## What is expected:
An exact copy of every record, with no pictures, please.
****************************************
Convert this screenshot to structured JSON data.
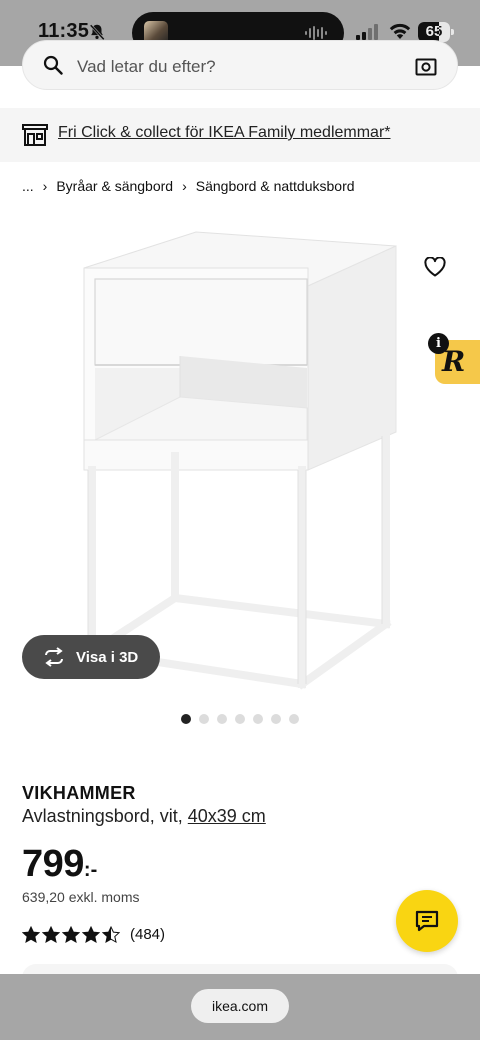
{
  "status_bar": {
    "time": "11:35",
    "battery_level": "65",
    "battery_fraction": 0.65
  },
  "search": {
    "placeholder": "Vad letar du efter?"
  },
  "promo": {
    "text": "Fri Click & collect för IKEA Family medlemmar*"
  },
  "breadcrumb": {
    "ellipsis": "...",
    "items": [
      "Byråar & sängbord",
      "Sängbord & nattduksbord"
    ]
  },
  "gallery": {
    "view_3d_label": "Visa i 3D",
    "image_count": 7,
    "active_index": 0
  },
  "extension": {
    "info_label": "i",
    "logo_letter": "R"
  },
  "product": {
    "name": "VIKHAMMER",
    "description": "Avlastningsbord, vit, ",
    "size": "40x39 cm",
    "price": "799",
    "price_suffix": ":-",
    "price_ex_vat": "639,20 exkl. moms",
    "rating": 4.5,
    "rating_max": 5,
    "review_count": "(484)"
  },
  "browser": {
    "url": "ikea.com"
  },
  "colors": {
    "ikea_yellow": "#f9d512",
    "status_bar_gray": "#a6a6a6"
  },
  "icons": [
    "bell-slash-icon",
    "signal-icon",
    "wifi-icon",
    "battery-icon",
    "search-icon",
    "camera-icon",
    "store-icon",
    "heart-icon",
    "rotate-3d-icon",
    "star-icon",
    "chat-icon"
  ]
}
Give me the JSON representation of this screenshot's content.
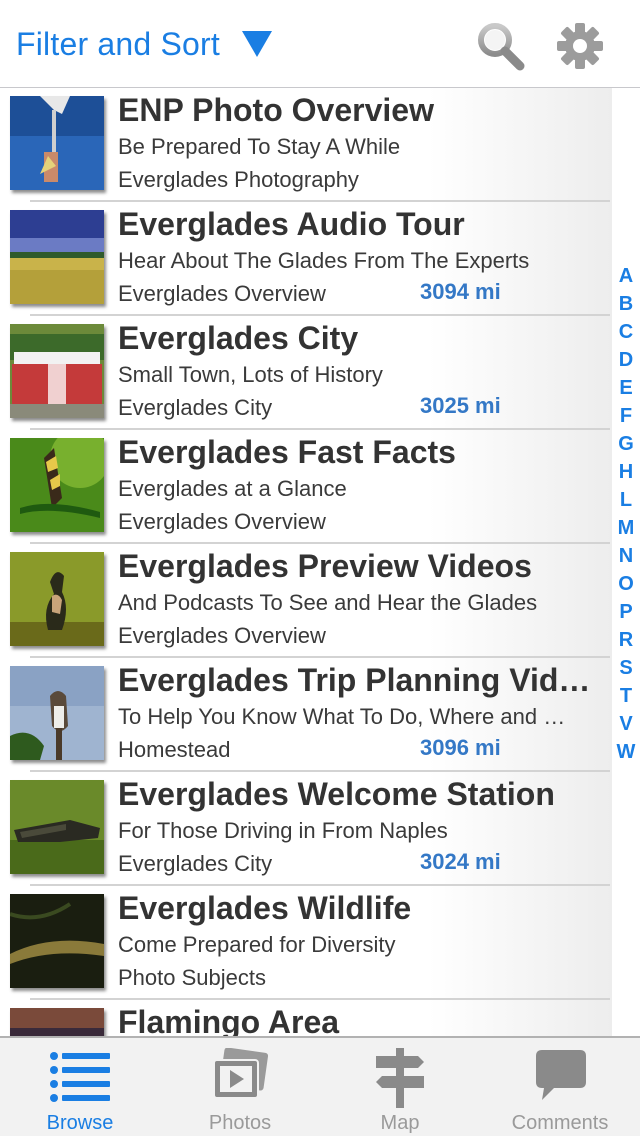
{
  "header": {
    "filter_label": "Filter and Sort",
    "accent_color": "#1a7ee3",
    "icons": [
      "search-icon",
      "gear-icon"
    ]
  },
  "rows": [
    {
      "title": "ENP Photo Overview",
      "subtitle": "Be Prepared To Stay A While",
      "category": "Everglades Photography",
      "distance": ""
    },
    {
      "title": "Everglades Audio Tour",
      "subtitle": "Hear About The Glades From The Experts",
      "category": "Everglades Overview",
      "distance": "3094 mi"
    },
    {
      "title": "Everglades City",
      "subtitle": " Small Town, Lots of History",
      "category": "Everglades City",
      "distance": "3025 mi"
    },
    {
      "title": "Everglades Fast Facts",
      "subtitle": "Everglades at a Glance",
      "category": "Everglades Overview",
      "distance": ""
    },
    {
      "title": "Everglades Preview Videos",
      "subtitle": "And Podcasts To See and Hear the Glades",
      "category": "Everglades Overview",
      "distance": ""
    },
    {
      "title": "Everglades Trip Planning Videos",
      "subtitle": "To Help You Know What To Do, Where and When",
      "category": "Homestead",
      "distance": "3096 mi"
    },
    {
      "title": "Everglades Welcome Station",
      "subtitle": "For Those Driving in From Naples",
      "category": "Everglades City",
      "distance": "3024 mi"
    },
    {
      "title": "Everglades Wildlife",
      "subtitle": "Come Prepared for Diversity",
      "category": "Photo Subjects",
      "distance": ""
    },
    {
      "title": "Flamingo Area",
      "subtitle": "",
      "category": "",
      "distance": ""
    }
  ],
  "index_letters": [
    "A",
    "B",
    "C",
    "D",
    "E",
    "F",
    "G",
    "H",
    "L",
    "M",
    "N",
    "O",
    "P",
    "R",
    "S",
    "T",
    "V",
    "W"
  ],
  "tabbar": {
    "tabs": [
      {
        "label": "Browse",
        "icon": "list-icon",
        "active": true
      },
      {
        "label": "Photos",
        "icon": "photos-icon",
        "active": false
      },
      {
        "label": "Map",
        "icon": "signpost-icon",
        "active": false
      },
      {
        "label": "Comments",
        "icon": "speech-bubble-icon",
        "active": false
      }
    ]
  }
}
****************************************
## Result below:
Convert this screenshot to structured JSON data.
{
  "status_bar": {
    "time": "11:35",
    "battery_level": "65",
    "battery_fraction": 0.65
  },
  "search": {
    "placeholder": "Vad letar du efter?"
  },
  "promo": {
    "text": "Fri Click & collect för IKEA Family medlemmar*"
  },
  "breadcrumb": {
    "ellipsis": "...",
    "items": [
      "Byråar & sängbord",
      "Sängbord & nattduksbord"
    ]
  },
  "gallery": {
    "view_3d_label": "Visa i 3D",
    "image_count": 7,
    "active_index": 0
  },
  "extension": {
    "info_label": "i",
    "logo_letter": "R"
  },
  "product": {
    "name": "VIKHAMMER",
    "description": "Avlastningsbord, vit, ",
    "size": "40x39 cm",
    "price": "799",
    "price_suffix": ":-",
    "price_ex_vat": "639,20 exkl. moms",
    "rating": 4.5,
    "rating_max": 5,
    "review_count": "(484)"
  },
  "browser": {
    "url": "ikea.com"
  },
  "colors": {
    "ikea_yellow": "#f9d512",
    "status_bar_gray": "#a6a6a6"
  },
  "icons": [
    "bell-slash-icon",
    "signal-icon",
    "wifi-icon",
    "battery-icon",
    "search-icon",
    "camera-icon",
    "store-icon",
    "heart-icon",
    "rotate-3d-icon",
    "star-icon",
    "chat-icon"
  ]
}
Give me the JSON representation of this screenshot's content.
{
  "header": {
    "filter_label": "Filter and Sort",
    "accent_color": "#1a7ee3",
    "icons": [
      "search-icon",
      "gear-icon"
    ]
  },
  "rows": [
    {
      "title": "ENP Photo Overview",
      "subtitle": "Be Prepared To Stay A While",
      "category": "Everglades Photography",
      "distance": ""
    },
    {
      "title": "Everglades Audio Tour",
      "subtitle": "Hear About The Glades From The Experts",
      "category": "Everglades Overview",
      "distance": "3094 mi"
    },
    {
      "title": "Everglades City",
      "subtitle": " Small Town, Lots of History",
      "category": "Everglades City",
      "distance": "3025 mi"
    },
    {
      "title": "Everglades Fast Facts",
      "subtitle": "Everglades at a Glance",
      "category": "Everglades Overview",
      "distance": ""
    },
    {
      "title": "Everglades Preview Videos",
      "subtitle": "And Podcasts To See and Hear the Glades",
      "category": "Everglades Overview",
      "distance": ""
    },
    {
      "title": "Everglades Trip Planning Videos",
      "subtitle": "To Help You Know What To Do, Where and When",
      "category": "Homestead",
      "distance": "3096 mi"
    },
    {
      "title": "Everglades Welcome Station",
      "subtitle": "For Those Driving in From Naples",
      "category": "Everglades City",
      "distance": "3024 mi"
    },
    {
      "title": "Everglades Wildlife",
      "subtitle": "Come Prepared for Diversity",
      "category": "Photo Subjects",
      "distance": ""
    },
    {
      "title": "Flamingo Area",
      "subtitle": "",
      "category": "",
      "distance": ""
    }
  ],
  "index_letters": [
    "A",
    "B",
    "C",
    "D",
    "E",
    "F",
    "G",
    "H",
    "L",
    "M",
    "N",
    "O",
    "P",
    "R",
    "S",
    "T",
    "V",
    "W"
  ],
  "tabbar": {
    "tabs": [
      {
        "label": "Browse",
        "icon": "list-icon",
        "active": true
      },
      {
        "label": "Photos",
        "icon": "photos-icon",
        "active": false
      },
      {
        "label": "Map",
        "icon": "signpost-icon",
        "active": false
      },
      {
        "label": "Comments",
        "icon": "speech-bubble-icon",
        "active": false
      }
    ]
  }
}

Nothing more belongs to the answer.